Sadly, the current picture of online journalism is a cluster (and, often, clusterfuck) of content farms, but Grantland stood out as a content kibbutz, a place where good writers worked together for the good of the whole, instead of slashing and burning, reaping and sowing and ravaging the soil until it’s barren and dry. If other farms are mass-producing GMO corn, Grantland was slowly, lovingly, growing and cultivating organic watermelon radishes (which, full disclosure, I don’t like very much, but it is a beautiful fruit). And, if we’re being honest, they were probably running the operation at a loss. Developing less product, paying the growers more and giving away the harvest for free, it’s not a very profitable model, and one that perhaps proved untenable. But it also proved admirable, and absolutely worth it. It just didn’t make good fiscal – or cultural – sense to conglomerate overlords ESPN Inc.
We very well might look back on Grantland as the web’s version of the ’27 Yankees
, a Murderers

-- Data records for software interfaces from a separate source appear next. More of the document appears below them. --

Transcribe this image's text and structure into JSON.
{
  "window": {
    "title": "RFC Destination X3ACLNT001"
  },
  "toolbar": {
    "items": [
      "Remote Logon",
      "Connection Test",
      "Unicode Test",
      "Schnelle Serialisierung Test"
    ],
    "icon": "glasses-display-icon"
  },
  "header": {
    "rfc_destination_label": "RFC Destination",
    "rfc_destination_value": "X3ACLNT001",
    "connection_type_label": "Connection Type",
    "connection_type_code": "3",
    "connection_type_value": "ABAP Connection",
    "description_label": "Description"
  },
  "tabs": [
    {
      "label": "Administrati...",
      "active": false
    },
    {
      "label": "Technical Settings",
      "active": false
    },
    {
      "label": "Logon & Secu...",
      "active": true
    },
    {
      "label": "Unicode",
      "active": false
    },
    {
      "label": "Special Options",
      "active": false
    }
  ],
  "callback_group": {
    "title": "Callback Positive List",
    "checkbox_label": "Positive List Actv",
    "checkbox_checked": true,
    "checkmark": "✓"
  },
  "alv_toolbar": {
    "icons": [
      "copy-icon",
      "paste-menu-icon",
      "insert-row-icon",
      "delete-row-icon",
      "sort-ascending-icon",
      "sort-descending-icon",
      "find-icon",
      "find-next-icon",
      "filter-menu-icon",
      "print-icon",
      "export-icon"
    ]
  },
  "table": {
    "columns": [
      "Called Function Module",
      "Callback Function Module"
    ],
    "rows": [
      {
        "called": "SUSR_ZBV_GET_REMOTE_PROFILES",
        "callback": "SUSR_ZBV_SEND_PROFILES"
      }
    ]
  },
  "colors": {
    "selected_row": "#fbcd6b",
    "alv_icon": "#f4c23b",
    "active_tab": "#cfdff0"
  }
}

Row of writers, some who hit for power, others who hit for average, and some who were known for their speed. Better yet, and perhaps more resonant with obsessive comedy nerds of today (i.e. myself), the roster of writers at Grantland might read like the list of scribes of the ill-fated and short-lived Dana Carvey Show
– Louis CK, Robert Smigel, Charlie Kaufman, Steve Carell, Stephen Colbert, Bob Odenkirk, Dino Stamatopoulos, Greg Daniels, to name a few – some of the most beloved writers and comedians of our time, but who found their success much later and, in most cases, separately. Might we one day look at names like Rembert Browne
, Wesley Morris
, Katie Baker
, Andy Greenwald
, Stephen Hyden
, and Sean McIndoe
– once again, to name a few – in the same way? Possibly, although the online journalism Superhighway is bumpy and unpaved and likely ends at an unfinished bridge that drops precipitously into a ravine, and without a DeLorean to take us up to 88mph
it’s hard to know if there’s anyway to make it to the other side, if there’s a future beyond that chasm. But we’d like to believe so, which is why I’m writing this, and why this site exists.
This is not a eulogy for good writing. If you want to make the argument that journalism is dead, that’s fine, and I’m sure there are many great articles out there discussing just that. Nor is this is a hagiography of Bill Simmons; although, if you wanted to write that article, it would not be without merit. This is a dirge for a shooting star, a white whale, a collection of voices and talent and vision that we might not see again in this ever changing, ever precarious landscape. It’s a tribute to an idea that was an inspiration, and a thank you to a place that stood as the gold standard in longform pop culture and sports journalism, offering what seemed like a limitless (and word-limitless
) amount of first-class content. This is not to say that you will no longer be able to find great, passionate, important writing, criticism and commentary on the web. Not at all. You’re just going to have a search a little for harder for it.
by Seth Keim
Seth is the founder of Jumped the Snark
, but does some of his best work in 140 characters or less. He lives in Brooklyn and is currently on season 6 of Frasier.